Directions: Walk around the room and find someone to respond to the questions on your Super Sleuth paper. After a verbal answer the person will initial the square.
Differentiating instruction is doing what’s fair for students. It means creating multiple paths so that students of different abilities, interests, or learning needs experience equally appropriate ways to learn.
Different Ability Levels
Different Cognitive Needs
Changing the level of complexity or required readiness of a task or unit of study in order to meet the developmental needs of the students involved.

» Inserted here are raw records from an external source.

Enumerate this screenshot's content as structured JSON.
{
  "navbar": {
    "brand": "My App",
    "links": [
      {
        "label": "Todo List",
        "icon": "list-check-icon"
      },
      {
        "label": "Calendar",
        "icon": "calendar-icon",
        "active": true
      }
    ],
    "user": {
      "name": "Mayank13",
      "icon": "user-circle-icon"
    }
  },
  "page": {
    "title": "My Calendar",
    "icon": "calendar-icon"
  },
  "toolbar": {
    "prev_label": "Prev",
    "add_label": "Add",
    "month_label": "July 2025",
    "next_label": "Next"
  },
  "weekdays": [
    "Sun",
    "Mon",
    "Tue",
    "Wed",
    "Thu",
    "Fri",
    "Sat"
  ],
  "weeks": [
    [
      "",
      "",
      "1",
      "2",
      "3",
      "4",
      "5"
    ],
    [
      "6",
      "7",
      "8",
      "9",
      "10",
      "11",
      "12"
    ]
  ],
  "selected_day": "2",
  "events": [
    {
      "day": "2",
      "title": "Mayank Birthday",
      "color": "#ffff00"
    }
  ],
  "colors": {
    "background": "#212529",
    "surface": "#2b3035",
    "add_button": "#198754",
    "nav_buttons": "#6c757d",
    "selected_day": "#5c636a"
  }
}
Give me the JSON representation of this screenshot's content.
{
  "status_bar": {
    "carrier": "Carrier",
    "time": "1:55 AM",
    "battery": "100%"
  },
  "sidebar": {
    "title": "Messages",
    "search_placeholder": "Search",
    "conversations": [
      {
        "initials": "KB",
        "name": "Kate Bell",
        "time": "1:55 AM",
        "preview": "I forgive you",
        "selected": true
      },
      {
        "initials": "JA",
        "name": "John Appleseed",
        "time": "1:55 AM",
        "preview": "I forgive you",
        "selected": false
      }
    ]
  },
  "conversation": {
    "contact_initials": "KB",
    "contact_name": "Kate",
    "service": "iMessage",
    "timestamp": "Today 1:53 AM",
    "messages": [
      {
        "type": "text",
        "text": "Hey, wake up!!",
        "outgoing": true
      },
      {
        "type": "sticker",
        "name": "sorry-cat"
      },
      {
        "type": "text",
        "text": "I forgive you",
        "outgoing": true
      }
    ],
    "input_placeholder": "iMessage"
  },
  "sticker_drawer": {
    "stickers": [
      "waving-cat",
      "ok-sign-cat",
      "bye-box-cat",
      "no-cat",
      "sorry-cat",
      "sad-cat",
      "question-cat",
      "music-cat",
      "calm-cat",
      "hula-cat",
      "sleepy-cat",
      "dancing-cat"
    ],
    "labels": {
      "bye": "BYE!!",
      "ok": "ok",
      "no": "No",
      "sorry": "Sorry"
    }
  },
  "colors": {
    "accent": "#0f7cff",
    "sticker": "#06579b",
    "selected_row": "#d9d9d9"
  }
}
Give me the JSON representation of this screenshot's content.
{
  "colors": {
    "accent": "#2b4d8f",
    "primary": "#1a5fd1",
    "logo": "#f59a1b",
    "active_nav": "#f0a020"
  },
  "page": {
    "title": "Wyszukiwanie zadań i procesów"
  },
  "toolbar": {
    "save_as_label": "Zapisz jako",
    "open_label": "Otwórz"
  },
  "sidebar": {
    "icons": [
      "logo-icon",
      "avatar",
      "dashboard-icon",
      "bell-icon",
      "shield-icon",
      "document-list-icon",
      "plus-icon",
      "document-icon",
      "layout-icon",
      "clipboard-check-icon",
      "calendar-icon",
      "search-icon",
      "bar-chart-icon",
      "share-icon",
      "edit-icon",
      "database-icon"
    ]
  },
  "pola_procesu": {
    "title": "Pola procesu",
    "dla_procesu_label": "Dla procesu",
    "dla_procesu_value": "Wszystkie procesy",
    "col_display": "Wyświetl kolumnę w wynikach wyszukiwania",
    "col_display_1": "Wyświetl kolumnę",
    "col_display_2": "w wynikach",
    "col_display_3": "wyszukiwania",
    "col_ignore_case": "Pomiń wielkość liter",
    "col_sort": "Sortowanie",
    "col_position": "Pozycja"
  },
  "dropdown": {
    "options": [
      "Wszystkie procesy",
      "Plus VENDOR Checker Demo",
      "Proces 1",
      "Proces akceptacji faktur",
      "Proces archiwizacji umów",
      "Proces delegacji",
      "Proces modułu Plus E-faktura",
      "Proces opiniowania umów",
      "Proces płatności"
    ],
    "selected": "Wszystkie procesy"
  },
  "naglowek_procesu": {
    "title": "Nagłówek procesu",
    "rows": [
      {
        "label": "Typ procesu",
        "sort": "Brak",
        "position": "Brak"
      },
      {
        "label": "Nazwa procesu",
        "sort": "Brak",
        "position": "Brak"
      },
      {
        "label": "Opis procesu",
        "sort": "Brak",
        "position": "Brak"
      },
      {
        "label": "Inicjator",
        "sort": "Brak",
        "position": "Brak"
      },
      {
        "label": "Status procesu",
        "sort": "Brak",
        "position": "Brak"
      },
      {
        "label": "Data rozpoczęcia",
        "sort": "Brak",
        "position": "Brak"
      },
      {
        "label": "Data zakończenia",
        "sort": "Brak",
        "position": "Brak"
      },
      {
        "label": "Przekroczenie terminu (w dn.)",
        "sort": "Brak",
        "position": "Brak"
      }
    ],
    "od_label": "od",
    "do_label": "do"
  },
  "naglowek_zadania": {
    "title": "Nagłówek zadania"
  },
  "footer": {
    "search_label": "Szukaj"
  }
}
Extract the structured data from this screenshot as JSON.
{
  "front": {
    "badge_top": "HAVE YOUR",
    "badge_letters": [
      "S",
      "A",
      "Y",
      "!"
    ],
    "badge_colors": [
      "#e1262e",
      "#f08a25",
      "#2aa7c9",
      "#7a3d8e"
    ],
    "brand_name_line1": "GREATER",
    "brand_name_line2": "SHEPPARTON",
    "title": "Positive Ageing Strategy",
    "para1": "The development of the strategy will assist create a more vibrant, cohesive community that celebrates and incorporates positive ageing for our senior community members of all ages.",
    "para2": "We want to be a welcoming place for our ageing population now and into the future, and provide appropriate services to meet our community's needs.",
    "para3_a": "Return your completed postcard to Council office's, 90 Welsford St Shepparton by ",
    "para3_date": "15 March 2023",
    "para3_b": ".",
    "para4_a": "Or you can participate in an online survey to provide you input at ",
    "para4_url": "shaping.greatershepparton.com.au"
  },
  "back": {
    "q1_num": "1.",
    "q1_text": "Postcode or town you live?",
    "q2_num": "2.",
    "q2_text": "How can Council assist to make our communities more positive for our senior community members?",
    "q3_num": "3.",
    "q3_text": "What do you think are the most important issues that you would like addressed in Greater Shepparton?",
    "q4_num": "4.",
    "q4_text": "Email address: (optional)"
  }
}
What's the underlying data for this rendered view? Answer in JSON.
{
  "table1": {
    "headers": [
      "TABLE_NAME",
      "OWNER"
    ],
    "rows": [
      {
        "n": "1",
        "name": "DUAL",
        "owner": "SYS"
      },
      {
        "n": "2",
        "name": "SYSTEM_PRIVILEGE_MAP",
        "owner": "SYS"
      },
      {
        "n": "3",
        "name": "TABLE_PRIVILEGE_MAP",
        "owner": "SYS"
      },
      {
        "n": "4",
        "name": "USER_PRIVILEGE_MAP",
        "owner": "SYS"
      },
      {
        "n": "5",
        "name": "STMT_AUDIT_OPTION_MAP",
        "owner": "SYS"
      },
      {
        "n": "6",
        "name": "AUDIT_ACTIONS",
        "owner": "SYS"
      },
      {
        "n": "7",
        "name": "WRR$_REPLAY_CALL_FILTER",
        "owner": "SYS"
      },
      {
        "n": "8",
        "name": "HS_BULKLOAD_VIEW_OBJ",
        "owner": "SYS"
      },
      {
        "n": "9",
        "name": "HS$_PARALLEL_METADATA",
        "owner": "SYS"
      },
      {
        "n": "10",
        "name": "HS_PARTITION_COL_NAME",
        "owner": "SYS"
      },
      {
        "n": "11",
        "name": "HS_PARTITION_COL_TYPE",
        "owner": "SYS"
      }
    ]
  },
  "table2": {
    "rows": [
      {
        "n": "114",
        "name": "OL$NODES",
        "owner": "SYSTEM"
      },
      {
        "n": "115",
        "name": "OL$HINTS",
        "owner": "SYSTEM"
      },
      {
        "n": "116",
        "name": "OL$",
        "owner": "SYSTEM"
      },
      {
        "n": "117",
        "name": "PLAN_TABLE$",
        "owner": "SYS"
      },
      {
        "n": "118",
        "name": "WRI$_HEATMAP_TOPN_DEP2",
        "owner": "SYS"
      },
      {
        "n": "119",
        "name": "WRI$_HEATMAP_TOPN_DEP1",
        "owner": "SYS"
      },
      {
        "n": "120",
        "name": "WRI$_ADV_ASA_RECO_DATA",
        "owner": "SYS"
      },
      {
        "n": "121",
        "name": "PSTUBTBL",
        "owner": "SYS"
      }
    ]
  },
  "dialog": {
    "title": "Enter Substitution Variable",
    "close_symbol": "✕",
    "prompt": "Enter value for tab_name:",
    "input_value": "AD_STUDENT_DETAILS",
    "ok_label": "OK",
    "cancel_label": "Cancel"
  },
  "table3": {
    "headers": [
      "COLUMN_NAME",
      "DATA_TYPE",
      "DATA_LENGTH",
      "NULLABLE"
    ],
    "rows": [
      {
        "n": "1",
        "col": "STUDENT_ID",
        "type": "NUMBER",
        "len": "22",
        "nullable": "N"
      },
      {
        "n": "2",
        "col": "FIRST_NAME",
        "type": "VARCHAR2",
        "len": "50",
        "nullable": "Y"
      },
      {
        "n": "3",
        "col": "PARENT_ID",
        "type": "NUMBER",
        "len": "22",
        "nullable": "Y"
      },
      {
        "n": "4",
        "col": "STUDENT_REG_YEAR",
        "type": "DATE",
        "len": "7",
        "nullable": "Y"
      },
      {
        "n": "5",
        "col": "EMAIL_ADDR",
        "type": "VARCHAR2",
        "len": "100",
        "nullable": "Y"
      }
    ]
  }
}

These are activities that a student may do at any time when they have completed their present assignment or when the teacher is busy with other students. They may relate to specific needs or enrichment opportunities, including problems to solve or journals to write. They could also be part of a long term project.
This allows students to be appropriately challenged and avoids labeling a student’s readiness as a static state. It is important to permit movement between groups because interest changes as we move from one subject to another
Back and forth over time or course of unit
Individual Small Group Whole Group Small Group Individual
-Clusters students of similar abilities, level, learning style, or interest.
-Usually based on some type of pre-assessment
-Different abilities, levels or interest
- Good for promoting creative thinking.
-Self paced learning
-Teaches time management and responsibility
-Good for remediation or extensions
-Efficient way to present new content
-Use for initial instructionFlexible Grouping
Compacting the curriculum means assessing a student’s knowledge and skills, and providing alternative activities for the student who has already mastered curriculum content. This can be achieved by pre-testing basic concepts or using performance assessment methods. Students demonstrating they do not require instruction move on to tiered problem solving activities while others receive instruction.
What is fair isn’t always equal…
Differentiation gets us away from “one size fits all” approach to curriculum and instruction that doesn’t fit anyone
Campbell, Bruce. The Multiple Intelligences Handbook: Lesson Plans and More. Stanwood, WA. 1996.
Daniels, Harvey and Bizar. (2005). Teaching The Best Practice Way:
Methods that Matter, K-12. Portland, Maine: Stenhouse Publishers.
Gregory, Gayle. Differentiated Instructional Strategies in Practice. Thousand Oaks, CA. 2003.
Tomlinson, Carol Ann. The Differentiated Classroom. Alexandria, VA: ASCD. 1995.
Wormeli, Rick. Fair Isn’t Always Equal: Assessment and Grading in the Differentiated Classroom, Stenhouse Publishers, 2006.